Pope Francis has received accolades for attempting to build a more inclusive Catholic culture, including his welcome of LGBT people, and these have come from Protestant, as well as Catholic believers. Still, two Protestant voices are asking the pope to do more in his second year to reverse homophobia and transphobia in the Church.
Episcopalian Bishop Gene Robinson, who was the first gay bishop consecrated in his church, wrote an open letter to Pope Francis in The Daily Beast about how to move forward on LGBT issues. Acknowledging his appreciation for what Pope Francis has done, especially the “Who am I to judge?” remark, Robinson notes that this first year has been marked by charity. But justice, the overturning of systemic problems, must always accompany charity. He continues:

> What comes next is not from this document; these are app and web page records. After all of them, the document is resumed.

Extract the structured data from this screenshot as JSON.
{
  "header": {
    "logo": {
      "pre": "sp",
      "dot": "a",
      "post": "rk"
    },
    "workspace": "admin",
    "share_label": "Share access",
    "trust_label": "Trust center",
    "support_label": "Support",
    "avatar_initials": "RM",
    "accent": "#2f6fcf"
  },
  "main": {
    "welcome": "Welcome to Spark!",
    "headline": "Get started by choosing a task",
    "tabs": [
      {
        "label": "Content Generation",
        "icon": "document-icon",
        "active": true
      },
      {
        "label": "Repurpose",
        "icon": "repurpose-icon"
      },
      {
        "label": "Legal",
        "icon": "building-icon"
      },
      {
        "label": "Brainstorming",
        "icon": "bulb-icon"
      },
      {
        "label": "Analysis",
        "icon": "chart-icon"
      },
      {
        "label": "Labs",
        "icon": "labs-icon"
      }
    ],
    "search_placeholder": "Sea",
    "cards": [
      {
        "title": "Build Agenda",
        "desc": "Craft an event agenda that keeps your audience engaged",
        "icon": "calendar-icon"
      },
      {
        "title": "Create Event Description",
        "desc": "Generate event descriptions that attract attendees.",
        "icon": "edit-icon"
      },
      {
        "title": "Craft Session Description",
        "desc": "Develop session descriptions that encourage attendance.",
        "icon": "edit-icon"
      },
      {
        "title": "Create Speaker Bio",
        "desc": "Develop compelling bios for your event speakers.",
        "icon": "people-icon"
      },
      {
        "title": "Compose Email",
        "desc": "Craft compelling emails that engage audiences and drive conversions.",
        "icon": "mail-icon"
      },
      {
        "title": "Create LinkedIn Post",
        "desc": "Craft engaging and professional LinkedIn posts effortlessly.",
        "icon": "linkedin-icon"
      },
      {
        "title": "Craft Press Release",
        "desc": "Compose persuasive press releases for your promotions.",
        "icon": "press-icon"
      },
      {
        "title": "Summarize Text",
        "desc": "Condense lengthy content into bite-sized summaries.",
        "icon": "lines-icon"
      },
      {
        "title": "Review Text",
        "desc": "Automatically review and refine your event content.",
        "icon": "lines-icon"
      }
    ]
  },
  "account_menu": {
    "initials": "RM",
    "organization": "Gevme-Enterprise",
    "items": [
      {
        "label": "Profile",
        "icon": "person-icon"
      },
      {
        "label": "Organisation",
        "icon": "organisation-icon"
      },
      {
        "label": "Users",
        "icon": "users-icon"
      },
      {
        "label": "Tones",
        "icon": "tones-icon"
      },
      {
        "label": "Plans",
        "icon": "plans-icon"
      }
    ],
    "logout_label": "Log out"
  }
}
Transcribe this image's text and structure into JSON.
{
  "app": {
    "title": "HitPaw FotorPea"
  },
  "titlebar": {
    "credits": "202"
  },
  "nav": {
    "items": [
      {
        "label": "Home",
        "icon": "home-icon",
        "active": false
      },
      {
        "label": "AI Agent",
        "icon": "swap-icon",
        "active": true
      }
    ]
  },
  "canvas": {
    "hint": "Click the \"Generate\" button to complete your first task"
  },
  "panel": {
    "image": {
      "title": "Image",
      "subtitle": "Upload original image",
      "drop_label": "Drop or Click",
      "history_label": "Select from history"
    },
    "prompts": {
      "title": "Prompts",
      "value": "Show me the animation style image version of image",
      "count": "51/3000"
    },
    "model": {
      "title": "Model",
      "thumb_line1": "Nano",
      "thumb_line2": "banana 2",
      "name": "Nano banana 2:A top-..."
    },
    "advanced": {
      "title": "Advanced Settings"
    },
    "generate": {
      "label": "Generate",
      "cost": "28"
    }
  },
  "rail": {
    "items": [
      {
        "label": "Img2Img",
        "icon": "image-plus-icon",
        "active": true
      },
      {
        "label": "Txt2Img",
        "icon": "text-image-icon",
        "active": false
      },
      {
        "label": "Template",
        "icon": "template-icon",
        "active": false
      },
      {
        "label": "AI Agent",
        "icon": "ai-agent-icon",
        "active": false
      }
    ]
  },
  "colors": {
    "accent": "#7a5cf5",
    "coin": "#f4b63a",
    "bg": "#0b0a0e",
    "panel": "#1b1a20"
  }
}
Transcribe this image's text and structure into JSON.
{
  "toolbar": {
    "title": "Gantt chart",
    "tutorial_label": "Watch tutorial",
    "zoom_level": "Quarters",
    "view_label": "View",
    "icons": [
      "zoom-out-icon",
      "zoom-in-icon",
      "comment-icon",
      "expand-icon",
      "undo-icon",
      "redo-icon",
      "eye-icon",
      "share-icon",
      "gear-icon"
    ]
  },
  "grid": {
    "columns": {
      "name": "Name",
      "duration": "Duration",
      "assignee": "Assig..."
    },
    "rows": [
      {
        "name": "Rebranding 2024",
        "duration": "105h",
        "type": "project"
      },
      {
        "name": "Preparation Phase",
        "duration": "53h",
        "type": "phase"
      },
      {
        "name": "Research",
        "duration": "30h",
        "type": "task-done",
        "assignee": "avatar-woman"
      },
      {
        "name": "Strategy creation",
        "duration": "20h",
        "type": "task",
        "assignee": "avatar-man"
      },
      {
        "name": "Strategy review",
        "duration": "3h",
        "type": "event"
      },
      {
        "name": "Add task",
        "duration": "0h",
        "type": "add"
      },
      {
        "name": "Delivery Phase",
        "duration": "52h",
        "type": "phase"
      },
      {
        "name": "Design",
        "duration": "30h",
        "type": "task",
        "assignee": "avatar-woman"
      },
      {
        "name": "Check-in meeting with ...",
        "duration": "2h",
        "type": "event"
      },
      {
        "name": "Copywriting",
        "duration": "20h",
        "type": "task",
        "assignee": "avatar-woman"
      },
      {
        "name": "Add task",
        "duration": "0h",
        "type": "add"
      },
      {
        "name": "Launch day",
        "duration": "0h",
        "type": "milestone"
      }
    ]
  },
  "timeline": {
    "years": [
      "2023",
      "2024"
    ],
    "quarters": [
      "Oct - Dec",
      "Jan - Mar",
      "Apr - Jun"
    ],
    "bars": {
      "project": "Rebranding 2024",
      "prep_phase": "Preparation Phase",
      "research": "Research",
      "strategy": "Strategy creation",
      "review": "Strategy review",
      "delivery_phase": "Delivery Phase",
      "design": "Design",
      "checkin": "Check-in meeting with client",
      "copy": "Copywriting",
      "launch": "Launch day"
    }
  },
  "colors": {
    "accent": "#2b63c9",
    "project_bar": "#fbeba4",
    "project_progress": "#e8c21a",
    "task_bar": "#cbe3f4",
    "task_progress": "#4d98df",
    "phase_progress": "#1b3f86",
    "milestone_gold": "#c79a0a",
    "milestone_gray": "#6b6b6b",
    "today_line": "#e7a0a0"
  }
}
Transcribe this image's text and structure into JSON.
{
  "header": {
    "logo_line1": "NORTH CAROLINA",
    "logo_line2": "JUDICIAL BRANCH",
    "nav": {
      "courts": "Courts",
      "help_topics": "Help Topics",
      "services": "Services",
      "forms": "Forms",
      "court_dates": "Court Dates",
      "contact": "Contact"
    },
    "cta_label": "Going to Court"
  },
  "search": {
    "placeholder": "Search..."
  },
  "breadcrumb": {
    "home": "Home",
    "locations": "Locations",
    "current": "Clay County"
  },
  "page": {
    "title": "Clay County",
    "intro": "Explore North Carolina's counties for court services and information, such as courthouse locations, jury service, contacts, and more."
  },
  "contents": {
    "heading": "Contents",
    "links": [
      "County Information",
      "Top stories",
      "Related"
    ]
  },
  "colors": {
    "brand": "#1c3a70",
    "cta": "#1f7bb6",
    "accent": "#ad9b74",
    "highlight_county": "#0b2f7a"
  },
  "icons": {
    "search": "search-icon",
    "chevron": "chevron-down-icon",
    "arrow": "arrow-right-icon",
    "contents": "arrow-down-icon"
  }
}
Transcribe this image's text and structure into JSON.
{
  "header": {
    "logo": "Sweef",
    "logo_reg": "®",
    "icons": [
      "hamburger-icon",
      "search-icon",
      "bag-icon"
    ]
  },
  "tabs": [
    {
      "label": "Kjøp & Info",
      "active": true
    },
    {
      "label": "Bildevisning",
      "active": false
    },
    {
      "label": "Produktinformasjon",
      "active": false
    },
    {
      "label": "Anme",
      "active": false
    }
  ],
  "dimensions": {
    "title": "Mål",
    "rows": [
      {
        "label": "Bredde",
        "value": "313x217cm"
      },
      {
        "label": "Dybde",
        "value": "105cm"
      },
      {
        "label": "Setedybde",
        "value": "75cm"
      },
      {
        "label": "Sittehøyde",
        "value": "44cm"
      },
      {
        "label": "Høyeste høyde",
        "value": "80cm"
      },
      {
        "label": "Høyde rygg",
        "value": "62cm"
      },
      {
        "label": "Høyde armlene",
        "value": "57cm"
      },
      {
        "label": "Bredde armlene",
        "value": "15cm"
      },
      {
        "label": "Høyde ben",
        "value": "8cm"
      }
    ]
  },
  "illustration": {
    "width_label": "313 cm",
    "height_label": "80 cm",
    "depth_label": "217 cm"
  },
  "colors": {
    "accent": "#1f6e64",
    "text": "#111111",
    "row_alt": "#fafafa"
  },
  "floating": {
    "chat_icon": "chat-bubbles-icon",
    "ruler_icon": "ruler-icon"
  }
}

“If Pope Francis is to be believed in all the kindly pronouncements of his first year (and I do), his good tone should be followed by the tough work of changing the systems of belief, doctrine and religious practice which perpetuate the victimization of those he seeks to serve. It is a small step forward to say of homosexuals, ‘Who am I to judge?’ Yet the official teaching of the Catholic Church is that homosexuals are ‘intrinsically disordered.’ Not a lot of wriggle room in that, is there? That judgment and teaching about LGBT people is the basis for discrimination, rejection and violence the world over.”
However, Robinson is realistic about Pope Francis’ power, and he acknowledges that a systemic overhaul of the Church’s professed sexual ethics is a tall order. He writes:
“There will be resistance to any change, much less the kind of change to which Francis’s humble ways point. Over the years, we have learned what happens to people who are just too good for us! But this pope seems to know that sacrifice is part of the deal of living with God.
“I hope this pope keeps surprising and delighting us, sitting a boy in his papal chair and allegedly sneaking out of the Vatican at night to work with the homeless! I hope he continues to show us the mind of Christ by his acts of humility and compassion. I pray that he persists in eschewing luxury and pretension. And I pray that he will stay close to the Son of God he is supposed to represent on earth, despite the institution’s every effort to tame their new leader and rob him of his pizazz.”
Elsewhere, Bill Tammeus, a Presbyterian Elder, echoes Robinson’s sentiments in his column at the National Catholic Reporter. Pope Francis is not judging gay people, but what about the pesky problem of doctrine? Tammeus writes:
“So far, although he suggested he’s in no position to judge someone who might be gay, he’s done nothing we know of to repeal of Section 2358 of the Catechism of the Catholic Church, which says that ‘deep-seated homosexual tendencies’ are ‘objectively disordered.’
“There is, of course, still some debate even among scientists about the causes of homosexuality, but there’s now almost no doubt — save among some people who distort the Bible — that being gay is not a choice. The church should be in the forefront of welcoming all people into the embrace of the Gospel of Jesus Christ — and ‘all’ is a pretty inclusive term. Calling someone’s sexual orientation ‘objectively disordered’ fails that test.”
Finally, John Gallagher lists five changes Pope Francis could make in year two for Queerty that “don’t challenge Church teaching on the nature of homosexuality or its opposition to marriage equality. All they do is acknowledge that LGBT people should be treated with respect, an idea that is clearly in keeping with the pope’s pastoral approach.”
The changes he suggests are as follows: tell Catholic schools to stop picking on gay and lesbian teachers; let priests know that ‘Who am I to judge?’ isn’t just for the pope; come out in favor of nondiscrimination laws; reprimand Nigeria’s bishops who supported a brutal anti-gay law; end the rhetoric equating pedophilia and gayness. You can read commentaries on each suggestion here.
Though Pope Francis may not change doctrinal teachings on homosexuality any time soon, he has surprised the world often with his words and deeds. It will be interesting to see how year two shapes up on LGBT issues.
–Bob Shine, New Ways Ministry
Washington Blade, “LGBT Catholics Reflect on First Year of Francis Papacy“